* _Problem description_
The listing below should be written out again word for word, please.
[Exercise input Boundary: Start]
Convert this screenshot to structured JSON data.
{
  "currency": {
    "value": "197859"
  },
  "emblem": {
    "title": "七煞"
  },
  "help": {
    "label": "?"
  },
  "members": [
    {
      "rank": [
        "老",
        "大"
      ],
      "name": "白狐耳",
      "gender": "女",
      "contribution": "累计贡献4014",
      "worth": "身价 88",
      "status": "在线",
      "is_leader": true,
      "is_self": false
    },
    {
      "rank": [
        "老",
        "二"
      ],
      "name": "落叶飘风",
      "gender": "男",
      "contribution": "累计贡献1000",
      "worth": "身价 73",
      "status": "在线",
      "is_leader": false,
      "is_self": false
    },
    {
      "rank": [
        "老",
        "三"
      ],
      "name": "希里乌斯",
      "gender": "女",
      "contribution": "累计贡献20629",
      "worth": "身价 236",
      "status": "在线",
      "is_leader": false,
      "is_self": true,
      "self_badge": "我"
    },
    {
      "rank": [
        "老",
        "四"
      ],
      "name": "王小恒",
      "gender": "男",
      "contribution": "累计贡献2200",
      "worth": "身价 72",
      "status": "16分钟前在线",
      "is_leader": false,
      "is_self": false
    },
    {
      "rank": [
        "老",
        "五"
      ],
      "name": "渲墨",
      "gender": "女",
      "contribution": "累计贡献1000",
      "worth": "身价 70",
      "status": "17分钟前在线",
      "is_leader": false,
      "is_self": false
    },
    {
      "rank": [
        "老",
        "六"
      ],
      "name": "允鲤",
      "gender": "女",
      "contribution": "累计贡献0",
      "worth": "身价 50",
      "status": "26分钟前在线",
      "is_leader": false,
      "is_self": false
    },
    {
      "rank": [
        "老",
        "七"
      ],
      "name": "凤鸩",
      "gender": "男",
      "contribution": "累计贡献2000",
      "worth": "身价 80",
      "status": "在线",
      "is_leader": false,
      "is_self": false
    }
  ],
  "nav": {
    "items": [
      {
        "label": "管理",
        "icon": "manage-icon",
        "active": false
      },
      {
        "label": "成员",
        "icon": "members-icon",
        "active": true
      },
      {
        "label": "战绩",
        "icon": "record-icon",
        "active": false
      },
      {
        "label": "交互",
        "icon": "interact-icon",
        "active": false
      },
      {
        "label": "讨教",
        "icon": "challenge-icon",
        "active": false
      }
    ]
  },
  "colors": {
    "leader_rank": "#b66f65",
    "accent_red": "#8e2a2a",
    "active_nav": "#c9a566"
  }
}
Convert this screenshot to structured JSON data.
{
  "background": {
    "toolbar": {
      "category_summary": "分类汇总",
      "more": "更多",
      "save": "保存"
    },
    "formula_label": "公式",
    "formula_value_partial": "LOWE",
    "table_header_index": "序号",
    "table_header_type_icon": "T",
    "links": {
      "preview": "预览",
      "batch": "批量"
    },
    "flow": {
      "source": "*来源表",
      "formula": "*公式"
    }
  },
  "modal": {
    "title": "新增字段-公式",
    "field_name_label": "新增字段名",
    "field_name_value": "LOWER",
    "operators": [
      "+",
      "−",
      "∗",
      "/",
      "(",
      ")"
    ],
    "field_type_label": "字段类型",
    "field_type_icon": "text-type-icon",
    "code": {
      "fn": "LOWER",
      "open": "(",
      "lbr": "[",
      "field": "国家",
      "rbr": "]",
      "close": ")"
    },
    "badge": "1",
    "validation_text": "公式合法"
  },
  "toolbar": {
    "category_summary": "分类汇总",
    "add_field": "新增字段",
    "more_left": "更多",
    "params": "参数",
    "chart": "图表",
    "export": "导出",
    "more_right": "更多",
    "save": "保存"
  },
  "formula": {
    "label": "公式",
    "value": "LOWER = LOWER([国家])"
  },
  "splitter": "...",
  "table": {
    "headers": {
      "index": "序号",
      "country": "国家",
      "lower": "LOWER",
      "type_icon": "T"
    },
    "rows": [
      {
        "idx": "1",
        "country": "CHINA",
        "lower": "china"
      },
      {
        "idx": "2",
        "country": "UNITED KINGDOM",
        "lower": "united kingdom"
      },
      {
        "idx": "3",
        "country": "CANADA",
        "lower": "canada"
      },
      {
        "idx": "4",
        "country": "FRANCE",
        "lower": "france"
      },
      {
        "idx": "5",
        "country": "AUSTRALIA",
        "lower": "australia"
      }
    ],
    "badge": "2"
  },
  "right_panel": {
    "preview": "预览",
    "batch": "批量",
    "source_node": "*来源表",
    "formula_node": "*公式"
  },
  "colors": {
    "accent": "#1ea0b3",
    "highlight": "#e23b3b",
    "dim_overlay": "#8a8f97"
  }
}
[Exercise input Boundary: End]
* _Expected answer_
Convert this screenshot to structured JSON data.
{
  "currency": {
    "value": "197859"
  },
  "emblem": {
    "title": "七煞"
  },
  "help": {
    "label": "?"
  },
  "members": [
    {
      "rank": [
        "老",
        "大"
      ],
      "name": "白狐耳",
      "gender": "女",
      "contribution": "累计贡献4014",
      "worth": "身价 88",
      "status": "在线",
      "is_leader": true,
      "is_self": false
    },
    {
      "rank": [
        "老",
        "二"
      ],
      "name": "落叶飘风",
      "gender": "男",
      "contribution": "累计贡献1000",
      "worth": "身价 73",
      "status": "在线",
      "is_leader": false,
      "is_self": false
    },
    {
      "rank": [
        "老",
        "三"
      ],
      "name": "希里乌斯",
      "gender": "女",
      "contribution": "累计贡献20629",
      "worth": "身价 236",
      "status": "在线",
      "is_leader": false,
      "is_self": true,
      "self_badge": "我"
    },
    {
      "rank": [
        "老",
        "四"
      ],
      "name": "王小恒",
      "gender": "男",
      "contribution": "累计贡献2200",
      "worth": "身价 72",
      "status": "16分钟前在线",
      "is_leader": false,
      "is_self": false
    },
    {
      "rank": [
        "老",
        "五"
      ],
      "name": "渲墨",
      "gender": "女",
      "contribution": "累计贡献1000",
      "worth": "身价 70",
      "status": "17分钟前在线",
      "is_leader": false,
      "is_self": false
    },
    {
      "rank": [
        "老",
        "六"
      ],
      "name": "允鲤",
      "gender": "女",
      "contribution": "累计贡献0",
      "worth": "身价 50",
      "status": "26分钟前在线",
      "is_leader": false,
      "is_self": false
    },
    {
      "rank": [
        "老",
        "七"
      ],
      "name": "凤鸩",
      "gender": "男",
      "contribution": "累计贡献2000",
      "worth": "身价 80",
      "status": "在线",
      "is_leader": false,
      "is_self": false
    }
  ],
  "nav": {
    "items": [
      {
        "label": "管理",
        "icon": "manage-icon",
        "active": false
      },
      {
        "label": "成员",
        "icon": "members-icon",
        "active": true
      },
      {
        "label": "战绩",
        "icon": "record-icon",
        "active": false
      },
      {
        "label": "交互",
        "icon": "interact-icon",
        "active": false
      },
      {
        "label": "讨教",
        "icon": "challenge-icon",
        "active": false
      }
    ]
  },
  "colors": {
    "leader_rank": "#b66f65",
    "accent_red": "#8e2a2a",
    "active_nav": "#c9a566"
  }
}
Convert this screenshot to structured JSON data.
{
  "background": {
    "toolbar": {
      "category_summary": "分类汇总",
      "more": "更多",
      "save": "保存"
    },
    "formula_label": "公式",
    "formula_value_partial": "LOWE",
    "table_header_index": "序号",
    "table_header_type_icon": "T",
    "links": {
      "preview": "预览",
      "batch": "批量"
    },
    "flow": {
      "source": "*来源表",
      "formula": "*公式"
    }
  },
  "modal": {
    "title": "新增字段-公式",
    "field_name_label": "新增字段名",
    "field_name_value": "LOWER",
    "operators": [
      "+",
      "−",
      "∗",
      "/",
      "(",
      ")"
    ],
    "field_type_label": "字段类型",
    "field_type_icon": "text-type-icon",
    "code": {
      "fn": "LOWER",
      "open": "(",
      "lbr": "[",
      "field": "国家",
      "rbr": "]",
      "close": ")"
    },
    "badge": "1",
    "validation_text": "公式合法"
  },
  "toolbar": {
    "category_summary": "分类汇总",
    "add_field": "新增字段",
    "more_left": "更多",
    "params": "参数",
    "chart": "图表",
    "export": "导出",
    "more_right": "更多",
    "save": "保存"
  },
  "formula": {
    "label": "公式",
    "value": "LOWER = LOWER([国家])"
  },
  "splitter": "...",
  "table": {
    "headers": {
      "index": "序号",
      "country": "国家",
      "lower": "LOWER",
      "type_icon": "T"
    },
    "rows": [
      {
        "idx": "1",
        "country": "CHINA",
        "lower": "china"
      },
      {
        "idx": "2",
        "country": "UNITED KINGDOM",
        "lower": "united kingdom"
      },
      {
        "idx": "3",
        "country": "CANADA",
        "lower": "canada"
      },
      {
        "idx": "4",
        "country": "FRANCE",
        "lower": "france"
      },
      {
        "idx": "5",
        "country": "AUSTRALIA",
        "lower": "australia"
      }
    ],
    "badge": "2"
  },
  "right_panel": {
    "preview": "预览",
    "batch": "批量",
    "source_node": "*来源表",
    "formula_node": "*公式"
  },
  "colors": {
    "accent": "#1ea0b3",
    "highlight": "#e23b3b",
    "dim_overlay": "#8a8f97"
  }
}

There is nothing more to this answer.